  • A Location is a geographic place that geolocation techniques attempt to infer for a given target. Examples include cities and ISP Points of Presences (PoPs).

Not all papers need to use all terms. Below we depict a simple constraint-based geolocation algorithm to show how we understand these terms in practice.

A simple constraint-based geolocation algorithm.

A simple constraint-based geolocation algorithm.

[Potential useful resource, although not actively maintained: CAIDA’s Geolocation Bibliography]

The Remote Peering Jedi

Friday, November 11th, 2016 by Josh Polterock

During the RIPE 73 IXP Tools Hackathon, Vasileios Giotsas, working with collaborators at FORTH/University of Crete, AMS-IX, University College, London, and NFT Consult, created the Remote Peering Jedi Tool to provide a view into the remote peering ecosystem. Given a large and diverse corpus of traceroute data, the tool detects and localizes remote peering at Internet Exchange Points (IXP).

To make informed decisions, researchers and operators desire to know who has remote peering at the various IXPs. For their RIPE hackathon project, the group created a tool to automate the detection using average RTTs from the RIPE Atlas’ massive corpus of traceroute paths. The group collected validation data from boxes inside the three large IXPs to compare to RTTs estimated via Atlas. The data suggests possible opportunities for Content Distribution Networks (CDN) to improve services for smaller IXPs. The project results also offer insights into how to interpret some of the information in PeeringDB. The project further examined how presence-informed RTT geolocation can contribute to identifying the location of resources. These results help reduce the problem space by exploiting the fact that the IP space of a given AS can appear where the AS has presence.

For more details, you can watch Vasileios’ presentation of the Remote Peering Jedi Tool. Or, visit the remote peering portal to see the tool in action.

remote-peering-jedi

NANOG68: PERISCOPE: Standardizing and Orchestrating Looking Glass Querying

Friday, November 4th, 2016 by Vasileios Giotsas

CAIDA’s Vasileios Giotsas had the opportunity to present PERISCOPE: Standardizing and Orchestrating Looking Glass Querying to the folks at NANOG68. The presentation covered his work on the Periscope Looking Glass API.

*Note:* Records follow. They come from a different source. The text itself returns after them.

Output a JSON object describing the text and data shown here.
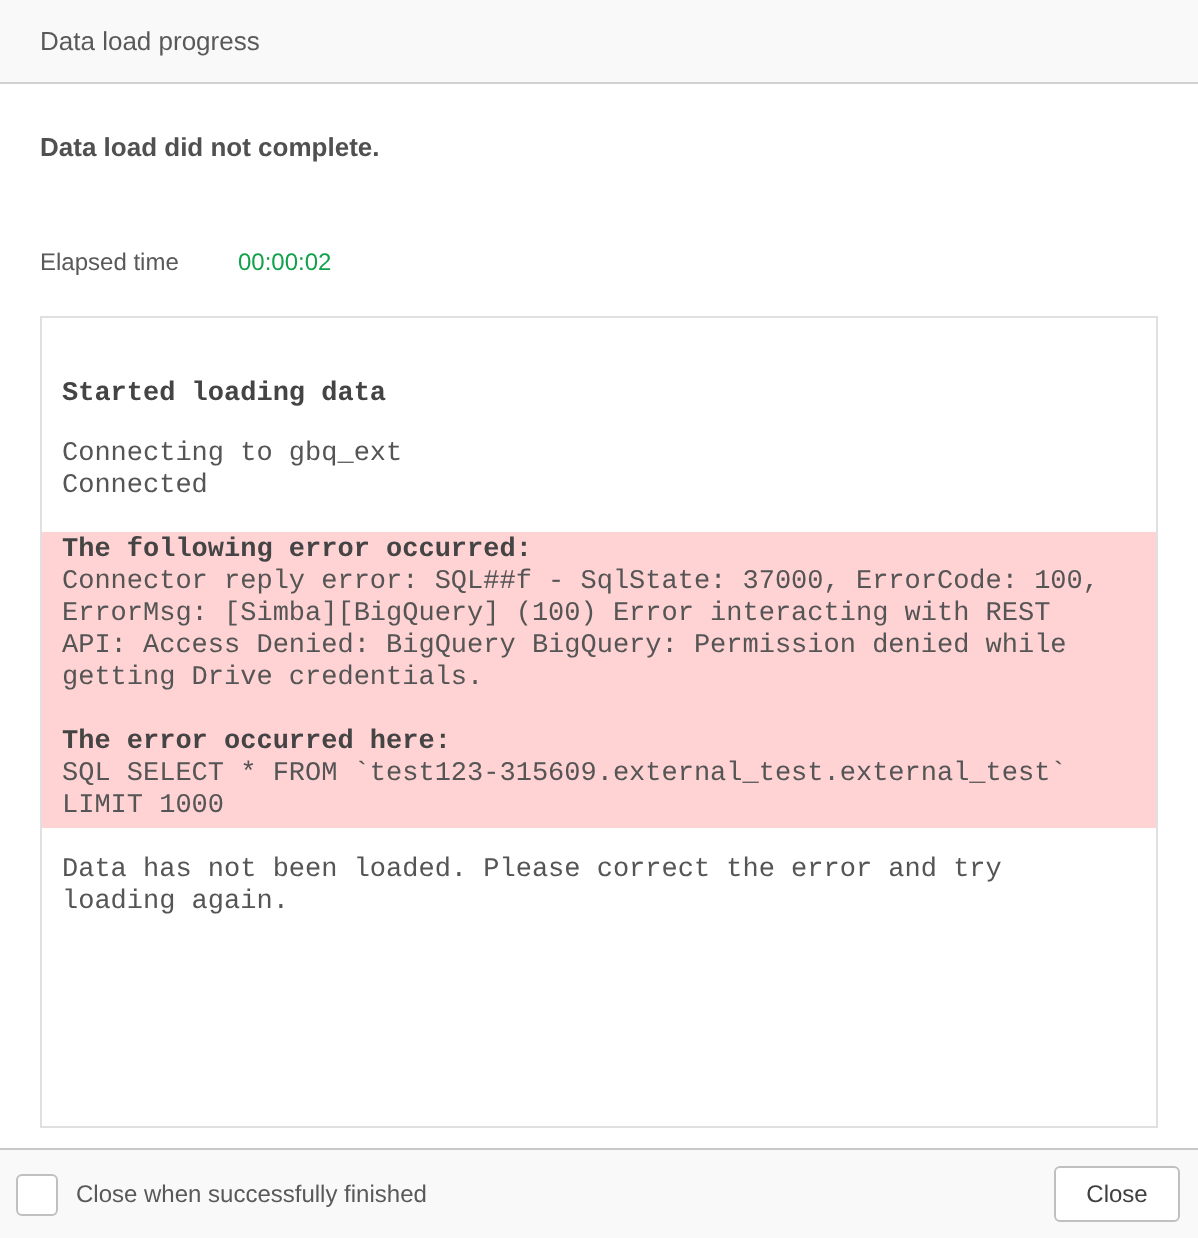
{
  "window": {
    "title": "Data load progress"
  },
  "status": "Data load did not complete.",
  "elapsed": {
    "label": "Elapsed time",
    "value": "00:00:02"
  },
  "log": [
    {
      "kind": "normal",
      "lines": [
        {
          "kind": "heading",
          "text": "Started loading data"
        }
      ]
    },
    {
      "kind": "normal",
      "lines": [
        {
          "kind": "text",
          "text": "Connecting to gbq_ext"
        },
        {
          "kind": "text",
          "text": "Connected"
        }
      ]
    },
    {
      "kind": "error",
      "lines": [
        {
          "kind": "heading",
          "text": "The following error occurred:"
        },
        {
          "kind": "text",
          "text": "Connector reply error: SQL##f - SqlState: 37000, ErrorCode: 100,"
        },
        {
          "kind": "text",
          "text": "ErrorMsg: [Simba][BigQuery] (100) Error interacting with REST"
        },
        {
          "kind": "text",
          "text": "API: Access Denied: BigQuery BigQuery: Permission denied while"
        },
        {
          "kind": "text",
          "text": "getting Drive credentials."
        },
        {
          "kind": "heading",
          "text": "The error occurred here:"
        },
        {
          "kind": "text",
          "text": "SQL SELECT * FROM `test123-315609.external_test.external_test`"
        },
        {
          "kind": "text",
          "text": "LIMIT 1000"
        }
      ]
    },
    {
      "kind": "normal",
      "lines": [
        {
          "kind": "text",
          "text": "Data has not been loaded. Please correct the error and try"
        },
        {
          "kind": "text",
          "text": "loading again."
        }
      ]
    }
  ],
  "footer": {
    "checkbox": {
      "label": "Close when successfully finished",
      "checked": false
    },
    "button": "Close"
  }
}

The work sets out to unify the heterogenous thousands of autonomously operated Looking Glass (LG) servers into a single unified standardized API for querying and executing experiments across the collective resource as a whole. From the beginning, we understood that while the hosting networks make these services public, usage policies varied and many LG services request clients rate limit their queries or impose rate limits and some forbid automated queries entirely. We do our best with Periscope administration to respect LG resources and implement conservative client rate limiting enforcing a per-user and per-LG rate limits. We identify our clients to provide transparency and accountability.

We believe the Periscope architecture brings several primary benefits. The LG data complements our current trace data and extends the topology coverage. It allows us to implement intelligent load design across all LG servers, uses caching to reduce the number of redundant queries, and makes more efficient use of the LG resources as a whole. Finally, Periscope improves troubleshooting capabilities (often the reason for supporting these services in the first place).

A webcast of the NANOG68 Periscope presentation is available, as well as the accompanying slideset presented at NANOG68.

Full paper:
V. Giotsas, A. Dhamdhere, and k. claffy, “Periscope: Unifying Looking Glass Querying“, in Passive and Active Network Measurement Workshop (PAM), Mar 2016.

Periscope Architecture v1.0

Periscope Architecture v1.0

This work was supported in part by the National Science Foundation, the DHS Science and Technology Directorate, Cyber Security Division (DHS S&T/CSD) and by Defence R&D Canada (DRDC).